Abolishing or limiting the gift of celibacy or making it optional, while theoretically possible, would forfeit one of the great gifts to the Church and render more challenging the fullest realization of priestly paternity.
Taken seriously, celibate priestly fatherhood is a path to genuine clerical renewal and reform today, ensuring that the priesthood ever more clearly radiates the humble, joyful vocation of service exemplified in the life of Jesus the High Priest.
When celibacy is understood to enhance the priest’s very identity as a spiritual father, as coloring every fiber of his being and his priestly ministry, then it becomes a rich source of human satisfaction, personal joy, and priestly fruitfulness. Celibacy is no longer viewed as a burden to carry but as a gift to treasure and protect. It is the bearer of tremendous spiritual and human gifts to the Church and to the world at large, which would be lost or diminished should the practice of celibacy be weakened.
Perhaps the greatest champions of celibacy are two individuals who themselves modeled virginal parenthood in their generative love of Jesus the High Priest: St. Joseph and the Blessed Mother.
In many respects the celibate, supernatural fatherhood of priests finds a model in the paternity of St. Joseph. The Holy Patriarch uniquely reflected the paternity of God as the guardian of God’s Son.

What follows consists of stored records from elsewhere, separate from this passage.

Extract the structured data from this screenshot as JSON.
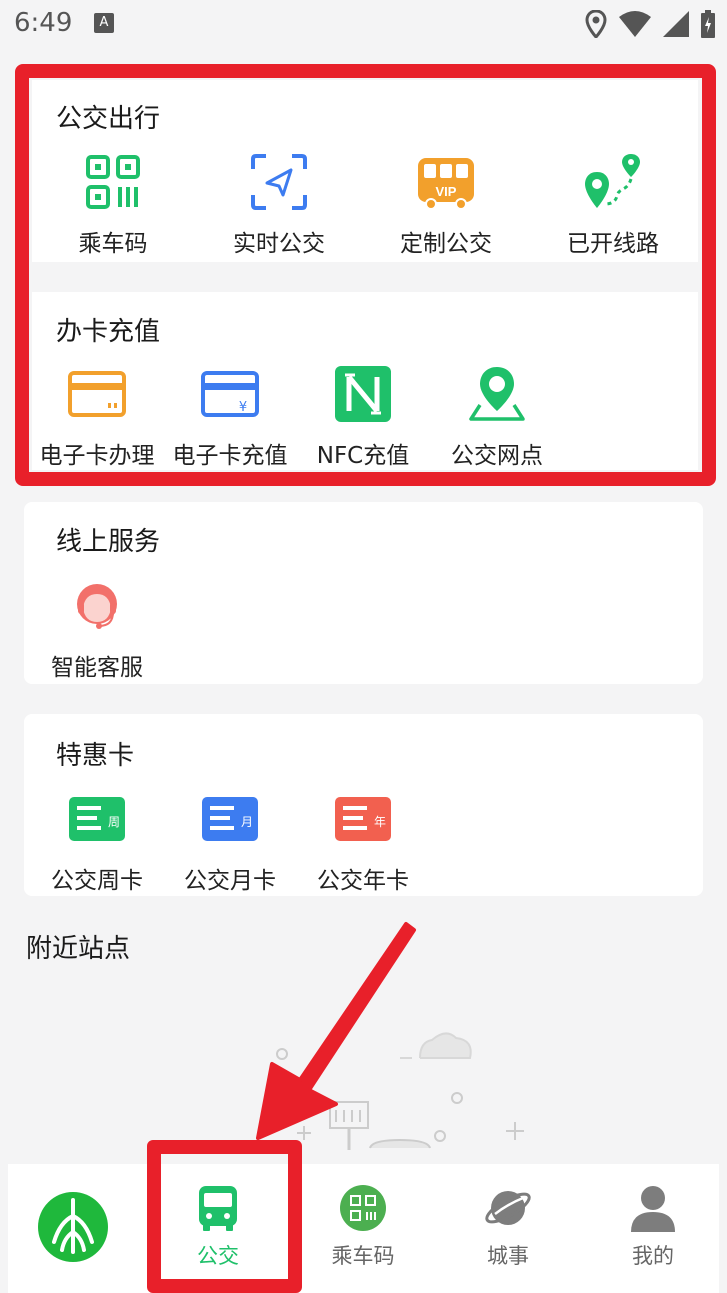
{
  "status_bar": {
    "time": "6:49",
    "notif_letter": "A"
  },
  "transit": {
    "title": "公交出行",
    "items": [
      {
        "label": "乘车码",
        "icon": "qr-code-icon"
      },
      {
        "label": "实时公交",
        "icon": "navigation-arrow-icon"
      },
      {
        "label": "定制公交",
        "icon": "vip-bus-icon"
      },
      {
        "label": "已开线路",
        "icon": "route-pin-icon"
      }
    ]
  },
  "card_recharge": {
    "title": "办卡充值",
    "items": [
      {
        "label": "电子卡办理",
        "icon": "card-icon"
      },
      {
        "label": "电子卡充值",
        "icon": "card-yuan-icon"
      },
      {
        "label": "NFC充值",
        "icon": "nfc-icon"
      },
      {
        "label": "公交网点",
        "icon": "location-pin-icon"
      }
    ]
  },
  "online_service": {
    "title": "线上服务",
    "items": [
      {
        "label": "智能客服",
        "icon": "customer-service-icon"
      }
    ]
  },
  "discount_card": {
    "title": "特惠卡",
    "items": [
      {
        "label": "公交周卡",
        "icon": "week-card-icon",
        "tag": "周"
      },
      {
        "label": "公交月卡",
        "icon": "month-card-icon",
        "tag": "月"
      },
      {
        "label": "公交年卡",
        "icon": "year-card-icon",
        "tag": "年"
      }
    ]
  },
  "nearby": {
    "title": "附近站点"
  },
  "bottom_nav": {
    "items": [
      {
        "label": "",
        "icon": "app-logo-icon"
      },
      {
        "label": "公交",
        "icon": "bus-icon",
        "active": true
      },
      {
        "label": "乘车码",
        "icon": "qr-code-icon"
      },
      {
        "label": "城事",
        "icon": "planet-icon"
      },
      {
        "label": "我的",
        "icon": "user-icon"
      }
    ]
  },
  "colors": {
    "accent_green": "#1fc06a",
    "highlight_red": "#e8202a",
    "blue": "#3d7cf0",
    "orange": "#f2a02c",
    "red_card": "#f2604f"
  }
}
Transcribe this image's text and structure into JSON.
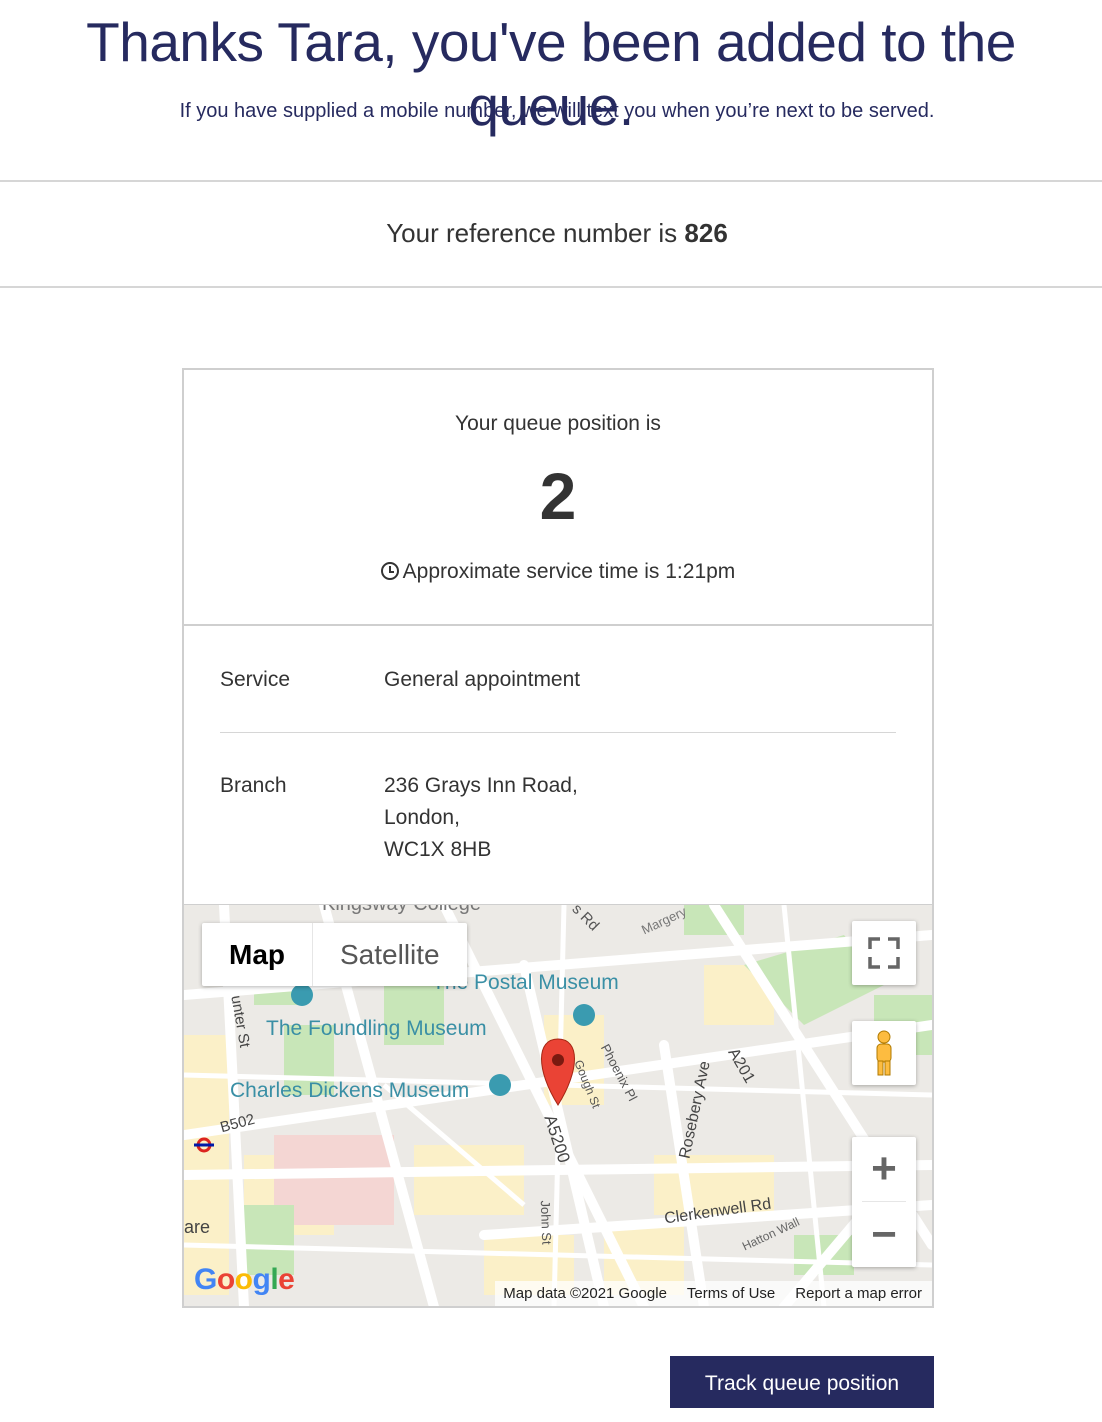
{
  "header": {
    "title": "Thanks Tara, you've been added to the queue.",
    "subtitle": "If you have supplied a mobile number, we will text you when you’re next to be served."
  },
  "reference": {
    "prefix": "Your reference number is",
    "number": "826"
  },
  "queue": {
    "position_label": "Your queue position is",
    "position": "2",
    "service_time": "Approximate service time is 1:21pm"
  },
  "details": {
    "service_label": "Service",
    "service_value": "General appointment",
    "branch_label": "Branch",
    "branch_line1": "236 Grays Inn Road,",
    "branch_line2": "London,",
    "branch_line3": "WC1X 8HB"
  },
  "map": {
    "type_map": "Map",
    "type_satellite": "Satellite",
    "labels": {
      "postal_museum": "The Postal Museum",
      "foundling_museum": "The Foundling Museum",
      "dickens_museum": "Charles Dickens Museum",
      "kingsway": "Kingsway College",
      "margery": "Margery",
      "phoenix": "Phoenix Pl",
      "gough": "Gough St",
      "a5200": "A5200",
      "rosebery": "Rosebery Ave",
      "a201": "A201",
      "b502": "B502",
      "john_st": "John St",
      "clerkenwell": "Clerkenwell Rd",
      "hatton": "Hatton Wall",
      "rd": "s Rd",
      "unter_st": "unter St",
      "are": "are"
    },
    "google": "Google",
    "attribution_data": "Map data ©2021 Google",
    "attribution_terms": "Terms of Use",
    "attribution_report": "Report a map error",
    "zoom_in": "+",
    "zoom_out": "−",
    "colors": {
      "background": "#eceae6",
      "park": "#c8e6b8",
      "road": "#ffffff",
      "yellow_block": "#fbf0c8",
      "pin": "#ea4335",
      "poi_teal": "#3a9bb0"
    }
  },
  "actions": {
    "track_button": "Track queue position"
  }
}
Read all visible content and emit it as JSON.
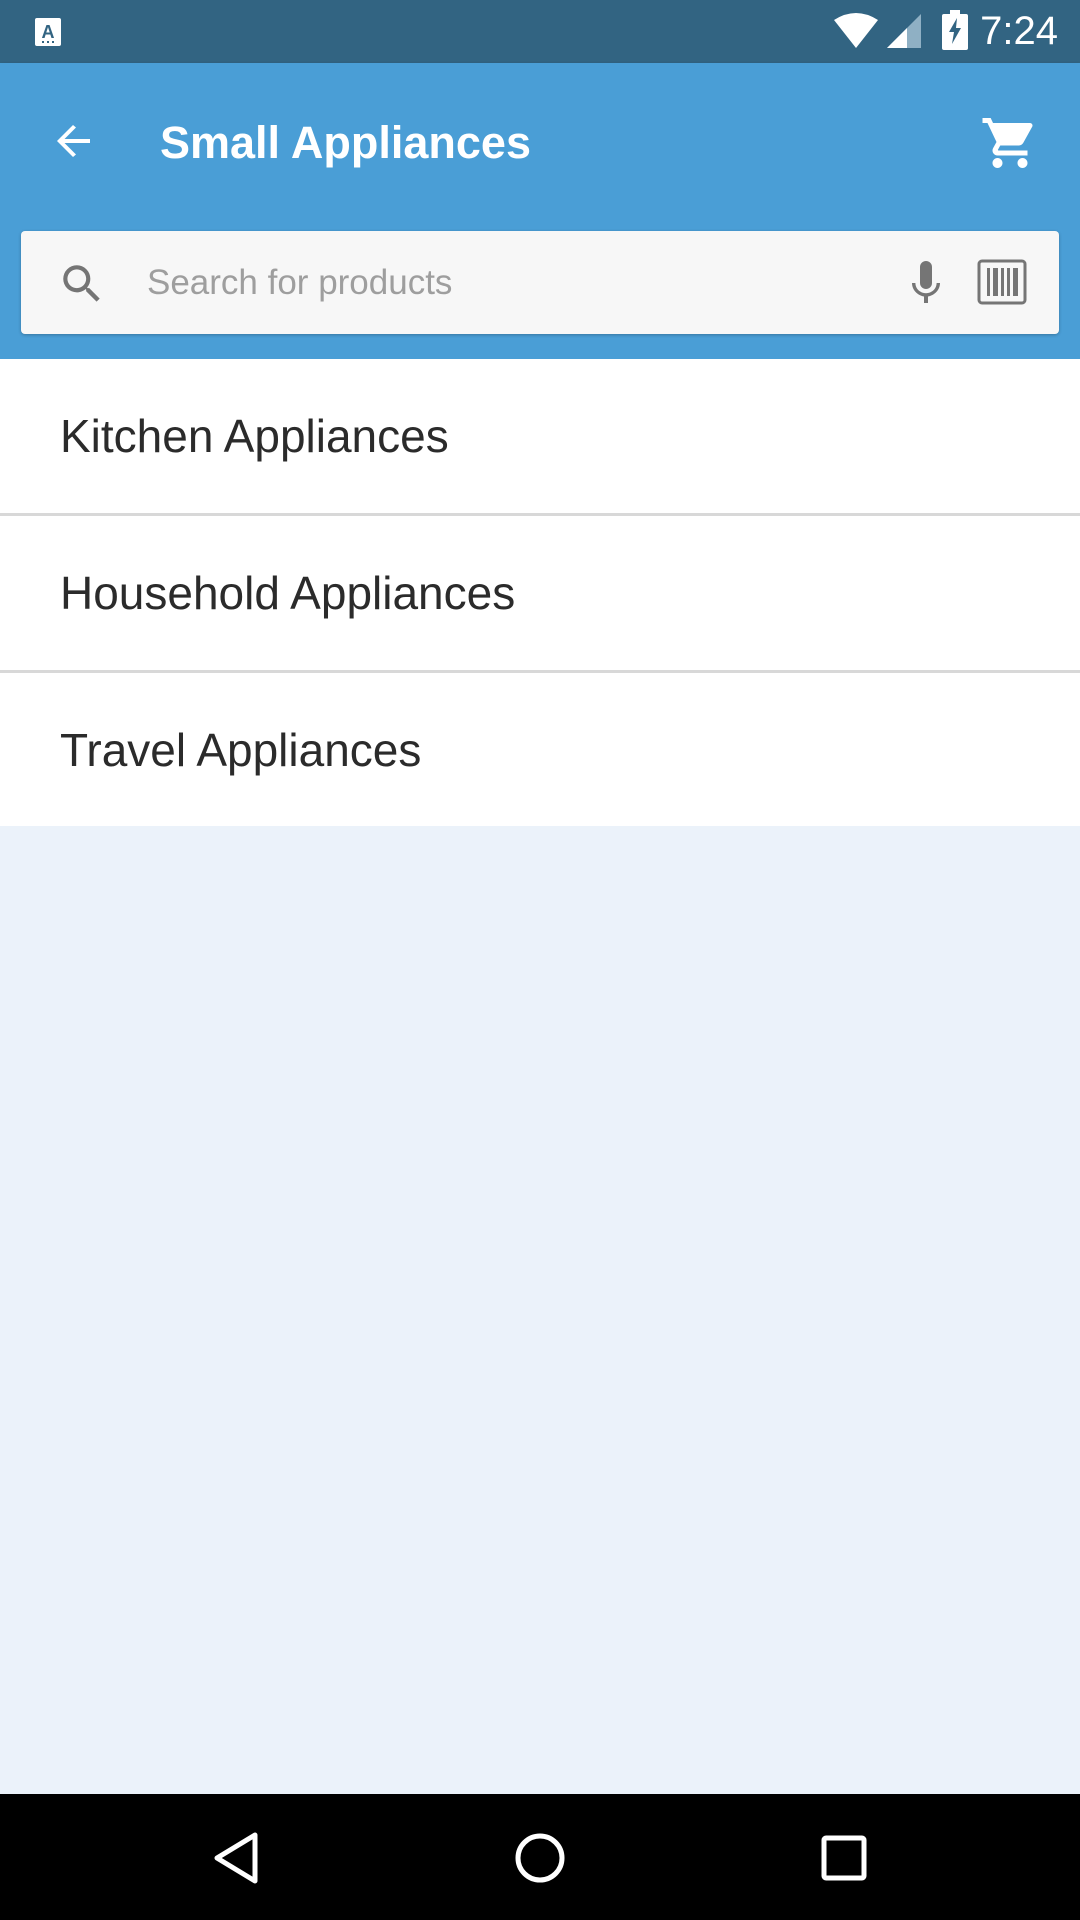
{
  "status_bar": {
    "time": "7:24",
    "notification_icon": "keyboard-a-icon",
    "wifi_icon": "wifi-icon",
    "signal_icon": "cell-signal-icon",
    "battery_icon": "battery-charging-icon"
  },
  "app_bar": {
    "title": "Small Appliances",
    "back_icon": "arrow-back-icon",
    "cart_icon": "shopping-cart-icon"
  },
  "search": {
    "placeholder": "Search for products",
    "value": "",
    "search_icon": "search-icon",
    "mic_icon": "microphone-icon",
    "barcode_icon": "barcode-scan-icon"
  },
  "categories": [
    {
      "label": "Kitchen Appliances"
    },
    {
      "label": "Household Appliances"
    },
    {
      "label": "Travel Appliances"
    }
  ],
  "nav_bar": {
    "back_icon": "nav-back-icon",
    "home_icon": "nav-home-icon",
    "recents_icon": "nav-recents-icon"
  },
  "colors": {
    "status_bar": "#326482",
    "app_bar": "#4a9ed6",
    "background": "#ebf2fa",
    "list_bg": "#ffffff",
    "text": "#2b2b2b"
  }
}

Mary, the archetype of the Church, represents the Bride through whom the priest generates new children. Like a new mother who helps draw a man out of himself toward his new paternal responsibilities, Mary can help the celibate priest discover his own fatherhood.